“Curiosity and irreverence go together. Curiosity cannot exist without the other. Curiosity asks, "Is this true?" "Just because this has always been the way, is the best or right way of life, the best or right religion, political or economic value, morality?" To the questioner, nothing is sacred. He detests dogma, defies any finite definition of morality, rebels against any repression of a free, open search of ideas no matter where they may lead. He is challenging, insulting, agitating, discrediting. He stirs unrest.”
Saul D. Alinsky, Rules for Radicals: A Pragmatic Primer for Realistic Radicals

“A word about my personal philosophy. It is anchored in optimism. It must be, for optimism brings with it hope, a future with a purpose, and therefore, a will to fight for a better world. Without this optimism, there is no reason to carry on. If we think of the struggle as aclimb up a mountain, then we must visualize a mountain with no top. We see a top, but when we finall yreach it, the overcast rises and we find ourselves merely on a bluff. The mountain continues on up. Now we see the "real" top ahead of us, and strive for it, only to find we've reached another bluff, the top still above us. And so it goes on, interminably.

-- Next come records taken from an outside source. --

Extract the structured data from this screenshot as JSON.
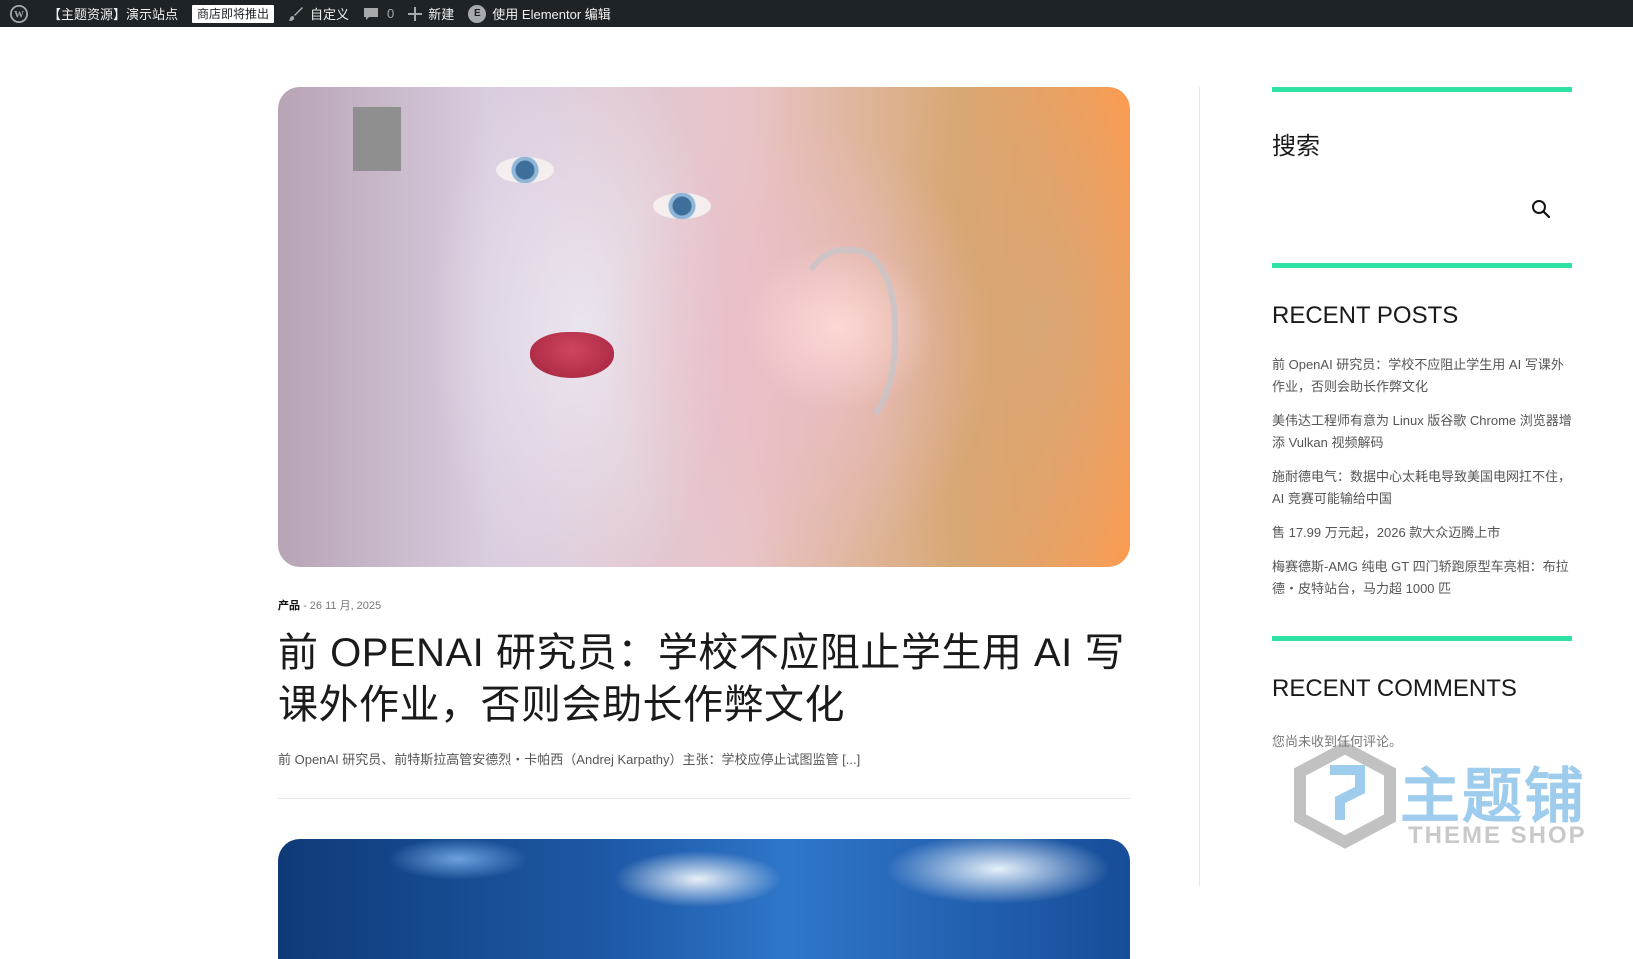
{
  "adminbar": {
    "site_name": "【主题资源】演示站点",
    "store_badge": "商店即将推出",
    "customize": "自定义",
    "comments_count": "0",
    "new": "新建",
    "elementor": "使用 Elementor 编辑"
  },
  "post": {
    "category": "产品",
    "date": "26 11 月, 2025",
    "title": "前 OPENAI 研究员：学校不应阻止学生用 AI 写课外作业，否则会助长作弊文化",
    "excerpt": "前 OpenAI 研究员、前特斯拉高管安德烈・卡帕西（Andrej Karpathy）主张：学校应停止试图监管 [...]"
  },
  "sidebar": {
    "search_title": "搜索",
    "search_placeholder": "",
    "recent_posts_title": "RECENT POSTS",
    "recent_posts": [
      "前 OpenAI 研究员：学校不应阻止学生用 AI 写课外作业，否则会助长作弊文化",
      "美伟达工程师有意为 Linux 版谷歌 Chrome 浏览器增添 Vulkan 视频解码",
      "施耐德电气：数据中心太耗电导致美国电网扛不住，AI 竞赛可能输给中国",
      "售 17.99 万元起，2026 款大众迈腾上市",
      "梅赛德斯-AMG 纯电 GT 四门轿跑原型车亮相：布拉德・皮特站台，马力超 1000 匹"
    ],
    "recent_comments_title": "RECENT COMMENTS",
    "no_comments": "您尚未收到任何评论。"
  },
  "watermark": {
    "cn": "主题铺",
    "en": "THEME SHOP"
  },
  "colors": {
    "accent": "#2de3a4",
    "adminbar_bg": "#1d2327"
  }
}
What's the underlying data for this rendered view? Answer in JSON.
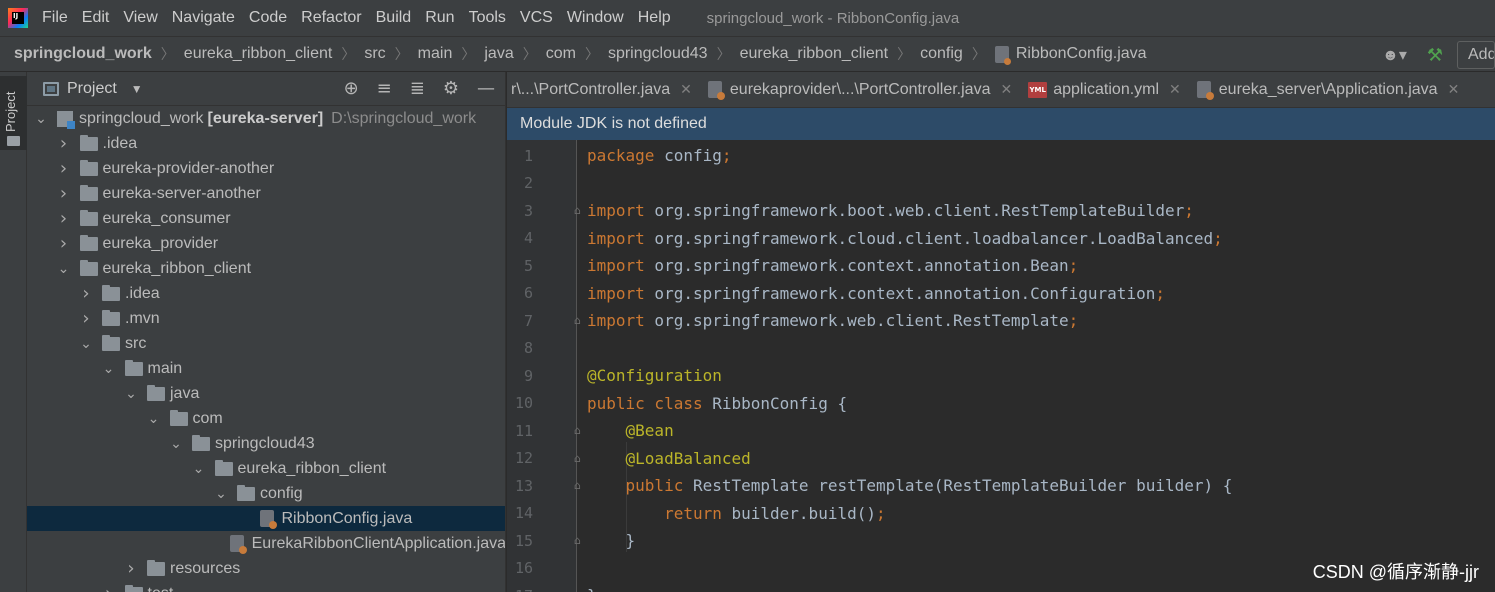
{
  "menubar": {
    "items": [
      "File",
      "Edit",
      "View",
      "Navigate",
      "Code",
      "Refactor",
      "Build",
      "Run",
      "Tools",
      "VCS",
      "Window",
      "Help"
    ],
    "title": "springcloud_work - RibbonConfig.java"
  },
  "breadcrumbs": [
    "springcloud_work",
    "eureka_ribbon_client",
    "src",
    "main",
    "java",
    "com",
    "springcloud43",
    "eureka_ribbon_client",
    "config",
    "RibbonConfig.java"
  ],
  "toolbar": {
    "add_config_label": "Add Configuration..."
  },
  "side_strip": {
    "label": "Project"
  },
  "project_panel": {
    "title": "Project",
    "tree": [
      {
        "label": "springcloud_work",
        "suffix": "[eureka-server]",
        "path": "D:\\springcloud_work",
        "depth": 0,
        "state": "expanded",
        "type": "module"
      },
      {
        "label": ".idea",
        "depth": 1,
        "state": "collapsed",
        "type": "folder"
      },
      {
        "label": "eureka-provider-another",
        "depth": 1,
        "state": "collapsed",
        "type": "folder"
      },
      {
        "label": "eureka-server-another",
        "depth": 1,
        "state": "collapsed",
        "type": "folder"
      },
      {
        "label": "eureka_consumer",
        "depth": 1,
        "state": "collapsed",
        "type": "folder"
      },
      {
        "label": "eureka_provider",
        "depth": 1,
        "state": "collapsed",
        "type": "folder"
      },
      {
        "label": "eureka_ribbon_client",
        "depth": 1,
        "state": "expanded",
        "type": "folder"
      },
      {
        "label": ".idea",
        "depth": 2,
        "state": "collapsed",
        "type": "folder"
      },
      {
        "label": ".mvn",
        "depth": 2,
        "state": "collapsed",
        "type": "folder"
      },
      {
        "label": "src",
        "depth": 2,
        "state": "expanded",
        "type": "folder"
      },
      {
        "label": "main",
        "depth": 3,
        "state": "expanded",
        "type": "folder"
      },
      {
        "label": "java",
        "depth": 4,
        "state": "expanded",
        "type": "folder"
      },
      {
        "label": "com",
        "depth": 5,
        "state": "expanded",
        "type": "folder"
      },
      {
        "label": "springcloud43",
        "depth": 6,
        "state": "expanded",
        "type": "folder"
      },
      {
        "label": "eureka_ribbon_client",
        "depth": 7,
        "state": "expanded",
        "type": "folder"
      },
      {
        "label": "config",
        "depth": 8,
        "state": "expanded",
        "type": "folder"
      },
      {
        "label": "RibbonConfig.java",
        "depth": 9,
        "state": "leaf",
        "type": "java",
        "selected": true
      },
      {
        "label": "EurekaRibbonClientApplication.java",
        "depth": 8,
        "state": "leaf",
        "type": "java"
      },
      {
        "label": "resources",
        "depth": 4,
        "state": "collapsed",
        "type": "folder"
      },
      {
        "label": "test",
        "depth": 3,
        "state": "collapsed",
        "type": "folder"
      }
    ]
  },
  "editor_tabs": [
    {
      "label": "r\\...\\PortController.java",
      "icon": "java-file-icon"
    },
    {
      "label": "eurekaprovider\\...\\PortController.java",
      "icon": "java-file-icon"
    },
    {
      "label": "application.yml",
      "icon": "yml-icon"
    },
    {
      "label": "eureka_server\\Application.java",
      "icon": "java-file-icon"
    }
  ],
  "notice": "Module JDK is not defined",
  "code_lines": [
    {
      "n": "1",
      "html": "<span class=\"kw\">package</span> config<span class=\"semi\">;</span>"
    },
    {
      "n": "2",
      "html": ""
    },
    {
      "n": "3",
      "html": "<span class=\"kw\">import</span> org.springframework.boot.web.client.RestTemplateBuilder<span class=\"semi\">;</span>",
      "fold": true
    },
    {
      "n": "4",
      "html": "<span class=\"kw\">import</span> org.springframework.cloud.client.loadbalancer.LoadBalanced<span class=\"semi\">;</span>"
    },
    {
      "n": "5",
      "html": "<span class=\"kw\">import</span> org.springframework.context.annotation.Bean<span class=\"semi\">;</span>"
    },
    {
      "n": "6",
      "html": "<span class=\"kw\">import</span> org.springframework.context.annotation.Configuration<span class=\"semi\">;</span>"
    },
    {
      "n": "7",
      "html": "<span class=\"kw\">import</span> org.springframework.web.client.RestTemplate<span class=\"semi\">;</span>",
      "fold": true
    },
    {
      "n": "8",
      "html": ""
    },
    {
      "n": "9",
      "html": "<span class=\"ann\">@Configuration</span>"
    },
    {
      "n": "10",
      "html": "<span class=\"kw\">public class</span> RibbonConfig {"
    },
    {
      "n": "11",
      "html": "    <span class=\"ann\">@Bean</span>",
      "fold": true
    },
    {
      "n": "12",
      "html": "    <span class=\"ann\">@LoadBalanced</span>",
      "fold": true
    },
    {
      "n": "13",
      "html": "    <span class=\"kw\">public</span> RestTemplate restTemplate(RestTemplateBuilder builder) {",
      "fold": true
    },
    {
      "n": "14",
      "html": "        <span class=\"kw\">return</span> builder.build()<span class=\"semi\">;</span>"
    },
    {
      "n": "15",
      "html": "    }",
      "fold": true
    },
    {
      "n": "16",
      "html": ""
    },
    {
      "n": "17",
      "html": "}"
    }
  ],
  "watermark": "CSDN @循序渐静-jjr",
  "colors": {
    "accent_selection": "#0d293e",
    "notice_bg": "#2d4b68",
    "keyword": "#cc7832",
    "annotation": "#bbb529"
  }
}
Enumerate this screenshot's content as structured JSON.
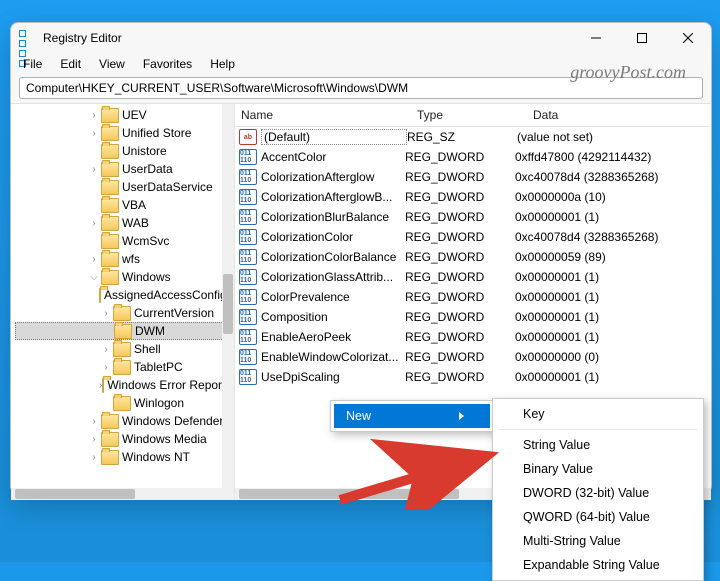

Knowing that the mountain has no top, that it is a perpetual quest from plateau to plateau, the question arises, "Why the struggle, the conflict, the heartbreak, the danger, the sacrifice. Why the constant climb?" Our answer is the same as that which a real mountain climber gives when he is asked why he does what he does. "Because it's there." Because life is there ahead of you and either one tests oneself in its challenges or huddles in the valleys of a dreamless day-to-day existence whose only purpose is the preservation of a illusory security and safety. The latter is what the vast majority of people choose to do, fearing the adventure into the known. Paradocically, they give up the dream of what may lie ahead on the heighs of tomorrow for a perpetual nightmare - an endless succession of days fearing the loss of a tenuous security.”
Saul D. Alinsky, Rules for Radicals: A Pragmatic Primer for Realistic Radicals